**Prompt**:
Copy out all the entries shown below, exactly as they appear.
________________________
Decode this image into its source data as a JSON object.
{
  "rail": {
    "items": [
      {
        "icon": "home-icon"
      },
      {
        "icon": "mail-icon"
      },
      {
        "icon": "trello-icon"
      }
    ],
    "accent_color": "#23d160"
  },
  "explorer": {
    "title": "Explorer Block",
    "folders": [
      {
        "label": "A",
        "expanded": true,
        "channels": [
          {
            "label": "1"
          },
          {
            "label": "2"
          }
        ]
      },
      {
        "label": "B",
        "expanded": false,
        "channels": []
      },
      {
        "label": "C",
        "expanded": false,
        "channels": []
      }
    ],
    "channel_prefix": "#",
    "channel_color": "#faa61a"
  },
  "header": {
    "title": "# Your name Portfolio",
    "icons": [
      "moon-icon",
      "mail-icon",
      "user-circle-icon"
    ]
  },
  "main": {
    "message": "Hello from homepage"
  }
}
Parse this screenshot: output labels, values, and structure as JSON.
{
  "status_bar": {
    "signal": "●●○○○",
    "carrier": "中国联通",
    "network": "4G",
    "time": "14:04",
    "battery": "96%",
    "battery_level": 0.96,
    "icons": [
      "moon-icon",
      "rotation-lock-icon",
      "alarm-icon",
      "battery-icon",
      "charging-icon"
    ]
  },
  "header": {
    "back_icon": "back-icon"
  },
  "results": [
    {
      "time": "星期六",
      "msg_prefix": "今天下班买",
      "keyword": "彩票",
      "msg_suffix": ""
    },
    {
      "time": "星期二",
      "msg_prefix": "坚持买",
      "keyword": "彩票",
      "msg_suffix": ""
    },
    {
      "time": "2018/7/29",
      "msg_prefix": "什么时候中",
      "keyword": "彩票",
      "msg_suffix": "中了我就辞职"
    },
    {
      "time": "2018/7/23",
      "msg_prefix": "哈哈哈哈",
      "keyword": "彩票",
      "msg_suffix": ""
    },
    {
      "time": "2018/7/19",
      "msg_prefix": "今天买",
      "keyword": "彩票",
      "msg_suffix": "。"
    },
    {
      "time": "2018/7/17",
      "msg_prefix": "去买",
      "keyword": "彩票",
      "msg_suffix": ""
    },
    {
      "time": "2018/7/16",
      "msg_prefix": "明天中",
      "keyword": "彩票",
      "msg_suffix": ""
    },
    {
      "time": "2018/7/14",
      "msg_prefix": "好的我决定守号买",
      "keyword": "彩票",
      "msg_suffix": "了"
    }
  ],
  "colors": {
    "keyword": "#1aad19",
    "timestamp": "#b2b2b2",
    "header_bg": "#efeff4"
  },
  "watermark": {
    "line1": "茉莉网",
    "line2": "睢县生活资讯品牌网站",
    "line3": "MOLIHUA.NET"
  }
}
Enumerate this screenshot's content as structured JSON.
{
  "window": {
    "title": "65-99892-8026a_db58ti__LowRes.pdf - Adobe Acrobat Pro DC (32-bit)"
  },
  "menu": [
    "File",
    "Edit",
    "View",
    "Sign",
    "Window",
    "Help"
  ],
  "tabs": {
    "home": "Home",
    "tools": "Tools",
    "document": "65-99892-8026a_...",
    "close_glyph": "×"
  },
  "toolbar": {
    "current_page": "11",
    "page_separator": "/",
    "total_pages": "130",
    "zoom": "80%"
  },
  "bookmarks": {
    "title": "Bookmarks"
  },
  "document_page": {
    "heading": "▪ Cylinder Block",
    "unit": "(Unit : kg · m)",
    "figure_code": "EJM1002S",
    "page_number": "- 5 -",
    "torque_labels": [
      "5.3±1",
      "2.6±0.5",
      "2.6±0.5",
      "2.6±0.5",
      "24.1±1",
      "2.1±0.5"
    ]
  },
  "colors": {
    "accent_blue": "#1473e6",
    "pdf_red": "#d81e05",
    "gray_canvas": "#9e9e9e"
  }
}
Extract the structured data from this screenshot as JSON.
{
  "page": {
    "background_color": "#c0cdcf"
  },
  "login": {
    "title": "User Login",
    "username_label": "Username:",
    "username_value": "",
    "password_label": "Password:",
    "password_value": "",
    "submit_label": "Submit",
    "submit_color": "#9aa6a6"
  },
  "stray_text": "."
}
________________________
**Solution**:
Decode this image into its source data as a JSON object.
{
  "rail": {
    "items": [
      {
        "icon": "home-icon"
      },
      {
        "icon": "mail-icon"
      },
      {
        "icon": "trello-icon"
      }
    ],
    "accent_color": "#23d160"
  },
  "explorer": {
    "title": "Explorer Block",
    "folders": [
      {
        "label": "A",
        "expanded": true,
        "channels": [
          {
            "label": "1"
          },
          {
            "label": "2"
          }
        ]
      },
      {
        "label": "B",
        "expanded": false,
        "channels": []
      },
      {
        "label": "C",
        "expanded": false,
        "channels": []
      }
    ],
    "channel_prefix": "#",
    "channel_color": "#faa61a"
  },
  "header": {
    "title": "# Your name Portfolio",
    "icons": [
      "moon-icon",
      "mail-icon",
      "user-circle-icon"
    ]
  },
  "main": {
    "message": "Hello from homepage"
  }
}
Parse this screenshot: output labels, values, and structure as JSON.
{
  "status_bar": {
    "signal": "●●○○○",
    "carrier": "中国联通",
    "network": "4G",
    "time": "14:04",
    "battery": "96%",
    "battery_level": 0.96,
    "icons": [
      "moon-icon",
      "rotation-lock-icon",
      "alarm-icon",
      "battery-icon",
      "charging-icon"
    ]
  },
  "header": {
    "back_icon": "back-icon"
  },
  "results": [
    {
      "time": "星期六",
      "msg_prefix": "今天下班买",
      "keyword": "彩票",
      "msg_suffix": ""
    },
    {
      "time": "星期二",
      "msg_prefix": "坚持买",
      "keyword": "彩票",
      "msg_suffix": ""
    },
    {
      "time": "2018/7/29",
      "msg_prefix": "什么时候中",
      "keyword": "彩票",
      "msg_suffix": "中了我就辞职"
    },
    {
      "time": "2018/7/23",
      "msg_prefix": "哈哈哈哈",
      "keyword": "彩票",
      "msg_suffix": ""
    },
    {
      "time": "2018/7/19",
      "msg_prefix": "今天买",
      "keyword": "彩票",
      "msg_suffix": "。"
    },
    {
      "time": "2018/7/17",
      "msg_prefix": "去买",
      "keyword": "彩票",
      "msg_suffix": ""
    },
    {
      "time": "2018/7/16",
      "msg_prefix": "明天中",
      "keyword": "彩票",
      "msg_suffix": ""
    },
    {
      "time": "2018/7/14",
      "msg_prefix": "好的我决定守号买",
      "keyword": "彩票",
      "msg_suffix": "了"
    }
  ],
  "colors": {
    "keyword": "#1aad19",
    "timestamp": "#b2b2b2",
    "header_bg": "#efeff4"
  },
  "watermark": {
    "line1": "茉莉网",
    "line2": "睢县生活资讯品牌网站",
    "line3": "MOLIHUA.NET"
  }
}
Enumerate this screenshot's content as structured JSON.
{
  "window": {
    "title": "65-99892-8026a_db58ti__LowRes.pdf - Adobe Acrobat Pro DC (32-bit)"
  },
  "menu": [
    "File",
    "Edit",
    "View",
    "Sign",
    "Window",
    "Help"
  ],
  "tabs": {
    "home": "Home",
    "tools": "Tools",
    "document": "65-99892-8026a_...",
    "close_glyph": "×"
  },
  "toolbar": {
    "current_page": "11",
    "page_separator": "/",
    "total_pages": "130",
    "zoom": "80%"
  },
  "bookmarks": {
    "title": "Bookmarks"
  },
  "document_page": {
    "heading": "▪ Cylinder Block",
    "unit": "(Unit : kg · m)",
    "figure_code": "EJM1002S",
    "page_number": "- 5 -",
    "torque_labels": [
      "5.3±1",
      "2.6±0.5",
      "2.6±0.5",
      "2.6±0.5",
      "24.1±1",
      "2.1±0.5"
    ]
  },
  "colors": {
    "accent_blue": "#1473e6",
    "pdf_red": "#d81e05",
    "gray_canvas": "#9e9e9e"
  }
}
Extract the structured data from this screenshot as JSON.
{
  "page": {
    "background_color": "#c0cdcf"
  },
  "login": {
    "title": "User Login",
    "username_label": "Username:",
    "username_value": "",
    "password_label": "Password:",
    "password_value": "",
    "submit_label": "Submit",
    "submit_color": "#9aa6a6"
  },
  "stray_text": "."
}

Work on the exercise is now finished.